Can't identify shrub with green flower/leaf balls

kmeter(ZONE FIVE)

I found a shrub growing along the edge of the woods (near the road) last week when I was up in far northern (near Ely) Minnesota. It has these odd little balls of wavy leaves (or maybe they were flowers?) growing at the end of strong stems, like you might see roses or peonies growing. It had other, normal leaves, all over the shrub and it was probably about 3 feet high (though I'm not certain on that because it growing on a bit of an embankment. I just can not figure out what it might be, and I sure wish I had taken better photos. Any ideas? Thanks! Katy

SaveComment10Like
Comments (10)
Thank you for reporting this comment. Undo
duluthinbloomz4

Could be a hazelnut - there are two wild species in Minnesota. Small nuts are borne in clusters that squirrels tend to "harvest".

Save    
Thank you for reporting this comment. Undo
kmeter(ZONE FIVE)

Thanks for the idea. Definitely that's the closest thing I've seen though the involucres are pointy on hazlenut and the leaves (if that's what they are) are smooth on the edges of this. I am not there any more but may ask my grandma to send me more photos including some of the leaves.

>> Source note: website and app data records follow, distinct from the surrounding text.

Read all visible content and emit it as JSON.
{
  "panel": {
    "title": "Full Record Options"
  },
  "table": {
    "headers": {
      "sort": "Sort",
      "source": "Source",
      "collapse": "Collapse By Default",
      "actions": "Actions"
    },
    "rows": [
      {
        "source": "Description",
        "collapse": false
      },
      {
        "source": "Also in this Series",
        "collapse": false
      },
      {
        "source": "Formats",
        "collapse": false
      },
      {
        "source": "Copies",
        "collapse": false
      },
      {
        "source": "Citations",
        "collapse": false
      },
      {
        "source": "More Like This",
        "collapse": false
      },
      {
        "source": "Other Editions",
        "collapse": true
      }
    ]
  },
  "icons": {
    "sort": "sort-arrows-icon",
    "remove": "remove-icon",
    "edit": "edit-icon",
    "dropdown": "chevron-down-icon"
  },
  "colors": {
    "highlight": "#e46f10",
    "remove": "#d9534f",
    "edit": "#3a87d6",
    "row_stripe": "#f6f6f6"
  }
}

Save    
Thank you for reporting this comment. Undo
kmeter(ZONE FIVE)

Here's one more photo in case it helps at all.

Save    
Thank you for reporting this comment. Undo
lycopus(z5 NY)

I suspect this is some type of leafy gall rather than a flower.

Save    
Thank you for reporting this comment. Undo
wisconsitom(Zone 4/5)

For a sec there, I thought you'd found an ironwood tree fruit, or perhaps the other ironwood-er...musclewood, er Carpinus carolinianus. Anyway, I find myself drawn to the background in that last pic. Unless of course, the exposure is off and that's really a hairy guy's leg!

+oM

Save    
Thank you for reporting this comment. Undo
kmeter(ZONE FIVE)

The dark brown background is just the fake-wood dashboard in my minivan. I'm almost positive this isn't a gall, and I've torn one apart to see if there is a bug inside --and there isn't. Would welcome other ideas.

Save    
Thank you for reporting this comment. Undo
wisconsitom(Zone 4/5)

That is def. not what I was talking about! Oh well, human anatomy aside, I really have no idea. I didn't seriously mean I thought that was an inflorescense from Ostrya virginiana, just that it slightly resembled one, one at that which had been partially damaged.

+oM

Save    
Thank you for reporting this comment. Undo
kmeter(ZONE FIVE)

Here is another more close up photo.

Save    
Thank you for reporting this comment. Undo
Embothrium(Sunset Climate Zone 5, USDA Hardiness Zone 8)

The way someone here is going to recognize the shrub is if you show a shoot with at least several complete leaves visible. Also a habit photo of the bush itself would not be amiss, as would any good shots of mature winter buds or other distinctive parts that may be present, including fresh or even spent fruits.

Save    
Thank you for reporting this comment. Undo
kmeter(ZONE FIVE)

and one final photo. Maybe I'll ask my grandma to go back out there and take more photos of the whole shrub. But she uses a film camera which means it'll be a month or so before she gets it developed and mails it to me.

Save    
Browse Gardening and Landscaping Stories on Houzz See all Stories
Purple Foliage 5 Purple-Leaf Majesties of Shrubs
Looking for beautiful depth and dynamism in your landscape? Just add purple
Full Story
Gardening Guides How to Prune Your Flowering Shrubs for the Best Blooms
Less is often more when it comes to properly pruning flowering shrubs. Here’s what to do and why
Full Story
Fall Gardening 9 Deer-Resistant Flowering Shrubs to Plant This Fall
These exquisite shrubs will attract your attention but won’t tempt the deer that roam your neighborhood at night
Full Story